In O'Byrne's favour at this year's camp is his great size, which, as they say, you can't teach. And Bob Gainey liked him well enough to sign him to a three-year contract last summer, which at least gives him a little job security for the moment. Also helping him will be his experience at the NHL level. He might not have been great so far, but he must have learned a few valuable lessons about what not to do. He's withstood humiliation and mockery, demotions and benchings which, since they didn't kill him, must have made him stronger. And O'Byrne has a little more leeway than some others because he plays defence, which is generally recognized as being a tougher position to learn, and he spent three full years in college which may have set his development back a little. I thought he had a good playoff last year against Boston, one of the few Habs who did, and outplayed Komisarek in those four games. The man can skate well for his size, he's not a bad passer when he's not panicking and he can hit when he's not running out of position to do it. It's just a matter of him putting it all together with a little maturity. The problem is, time is running out for him to do it. Going against him at camp is the fact that Gainey has hired Paul Mara, Hal Gill and Jaro Spacek to complement Andrei Markov, Josh Gorges and Hamrlik. That means O'Byrne has to either beat out a proven NHL defenceman for a top-six spot, or he'll be fighting for the seventh position with Yannick Weber and possibly, if he has a monster camp, PK Subban. If O'Byrne gets sent back to Hamilton again, this could be it for him as a Hab.

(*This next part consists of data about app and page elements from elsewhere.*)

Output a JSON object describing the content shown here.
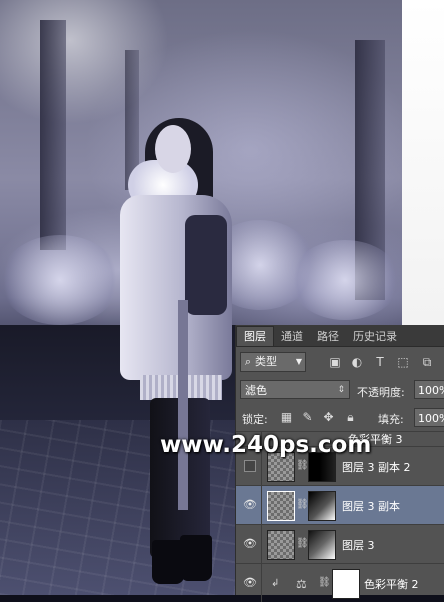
{
  "watermark": "www.240ps.com",
  "layers_panel": {
    "tabs": [
      "图层",
      "通道",
      "路径",
      "历史记录"
    ],
    "active_tab": "图层",
    "filter": {
      "kind_label": "类型"
    },
    "blend_mode": "滤色",
    "opacity_label": "不透明度:",
    "opacity_value": "100%",
    "lock_label": "锁定:",
    "fill_label": "填充:",
    "fill_value": "100%",
    "layers": [
      {
        "name": "色彩平衡 3",
        "visible": false,
        "selected": false,
        "partial": true
      },
      {
        "name": "图层 3 副本 2",
        "visible": false,
        "selected": false
      },
      {
        "name": "图层 3 副本",
        "visible": true,
        "selected": true
      },
      {
        "name": "图层 3",
        "visible": true,
        "selected": false
      },
      {
        "name": "色彩平衡 2",
        "visible": true,
        "selected": false
      }
    ]
  }
}
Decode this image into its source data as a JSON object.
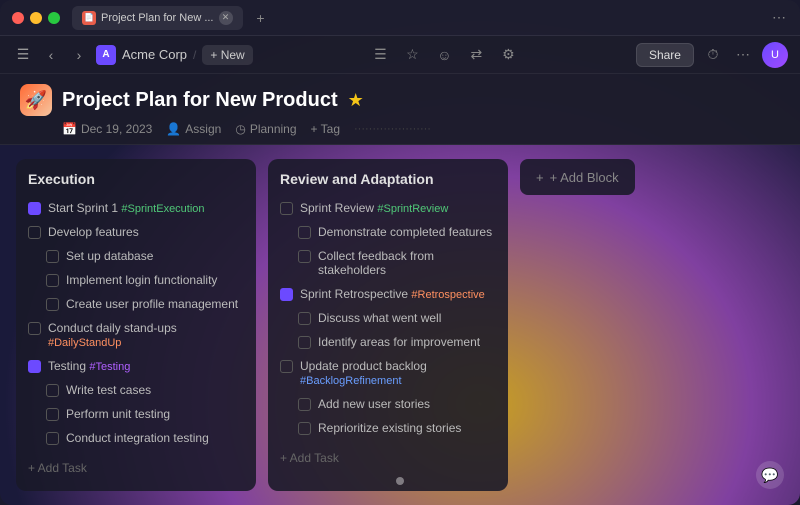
{
  "window": {
    "title": "Project Plan for New ...",
    "tab_label": "Project Plan for New ...",
    "traffic_lights": [
      "red",
      "yellow",
      "green"
    ]
  },
  "toolbar": {
    "workspace": "Acme Corp",
    "new_label": "+ New",
    "share_label": "Share",
    "center_icons": [
      "inbox",
      "star",
      "emoji",
      "share2",
      "users"
    ]
  },
  "page": {
    "title": "Project Plan for New Product",
    "icon": "🚀",
    "star": "★",
    "meta": {
      "date_icon": "📅",
      "date": "Dec 19, 2023",
      "assign_label": "Assign",
      "planning_label": "Planning",
      "tag_label": "+ Tag"
    }
  },
  "columns": [
    {
      "id": "execution",
      "title": "Execution",
      "tasks": [
        {
          "id": 1,
          "text": "Start Sprint 1 ",
          "tag": "#SprintExecution",
          "tag_class": "green",
          "checked": true,
          "indent": 0
        },
        {
          "id": 2,
          "text": "Develop features",
          "tag": "",
          "tag_class": "",
          "checked": false,
          "indent": 0
        },
        {
          "id": 3,
          "text": "Set up database",
          "tag": "",
          "tag_class": "",
          "checked": false,
          "indent": 1
        },
        {
          "id": 4,
          "text": "Implement login functionality",
          "tag": "",
          "tag_class": "",
          "checked": false,
          "indent": 1
        },
        {
          "id": 5,
          "text": "Create user profile management",
          "tag": "",
          "tag_class": "",
          "checked": false,
          "indent": 1
        },
        {
          "id": 6,
          "text": "Conduct daily stand-ups ",
          "tag": "#DailyStandUp",
          "tag_class": "orange",
          "checked": false,
          "indent": 0
        },
        {
          "id": 7,
          "text": "Testing ",
          "tag": "#Testing",
          "tag_class": "purple",
          "checked": true,
          "indent": 0
        },
        {
          "id": 8,
          "text": "Write test cases",
          "tag": "",
          "tag_class": "",
          "checked": false,
          "indent": 1
        },
        {
          "id": 9,
          "text": "Perform unit testing",
          "tag": "",
          "tag_class": "",
          "checked": false,
          "indent": 1
        },
        {
          "id": 10,
          "text": "Conduct integration testing",
          "tag": "",
          "tag_class": "",
          "checked": false,
          "indent": 1
        }
      ],
      "add_task_label": "+ Add Task"
    },
    {
      "id": "review",
      "title": "Review and Adaptation",
      "tasks": [
        {
          "id": 1,
          "text": "Sprint Review ",
          "tag": "#SprintReview",
          "tag_class": "green",
          "checked": false,
          "indent": 0
        },
        {
          "id": 2,
          "text": "Demonstrate completed features",
          "tag": "",
          "tag_class": "",
          "checked": false,
          "indent": 1
        },
        {
          "id": 3,
          "text": "Collect feedback from stakeholders",
          "tag": "",
          "tag_class": "",
          "checked": false,
          "indent": 1
        },
        {
          "id": 4,
          "text": "Sprint Retrospective ",
          "tag": "#Retrospective",
          "tag_class": "orange",
          "checked": true,
          "indent": 0
        },
        {
          "id": 5,
          "text": "Discuss what went well",
          "tag": "",
          "tag_class": "",
          "checked": false,
          "indent": 1
        },
        {
          "id": 6,
          "text": "Identify areas for improvement",
          "tag": "",
          "tag_class": "",
          "checked": false,
          "indent": 1
        },
        {
          "id": 7,
          "text": "Update product backlog ",
          "tag": "#BacklogRefinement",
          "tag_class": "blue",
          "checked": false,
          "indent": 0
        },
        {
          "id": 8,
          "text": "Add new user stories",
          "tag": "",
          "tag_class": "",
          "checked": false,
          "indent": 1
        },
        {
          "id": 9,
          "text": "Reprioritize existing stories",
          "tag": "",
          "tag_class": "",
          "checked": false,
          "indent": 1
        }
      ],
      "add_task_label": "+ Add Task"
    }
  ],
  "add_block_label": "+ Add Block",
  "bottom_dot": true,
  "chat_icon": "💬"
}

Rounding out the list of last chance guys, this time by his own choice, is Jaroslav Halak. Jaro has had great numbers everywhere he's played. He's proven he's a competitor and a dedicated professional. He pulled the Canadiens back into playoff contention three years ago as a 21-year-old rookie. The next season he was unfairly sent to Hamilton in favour of Carey Price, after outplaying him in camp, and proceeded to dominate the AHL with a .929 save percentage. Then, last year, he won a few miraculous 40+ save games to stop the Habs' wretched slide down the standings after Christmas and get the team into the playoffs. Despite that, he was still benched in favour of Price, no matter how badly Price performed. This isn't meant to be a condemnation of Price, or a deification of Halak, but it's a fact that Halak hasn't been treated very well in Montreal, despite some extremely helpful performances on his part. If the Canadiens (namely Gainey and Martin) continue to shove Halak off to the side even when he's playing better than Price, the team will lose him. And that will be a mistake. He's not asking to play every game, but he is expecting a fair shake. I hope he gets one because the team is better for having a backup as capable as Halak.
I'd like to see these guys take full advantage of their last chances. A fan develops something of an attachment to the players the team drafts and develops, and we want to see them make it. We should see some fierce competition in camp next month as these guys fight for their professional lives. This is the year their value will be determined and they have to prove...to the Canadiens or another team...that they're worth at least a chance.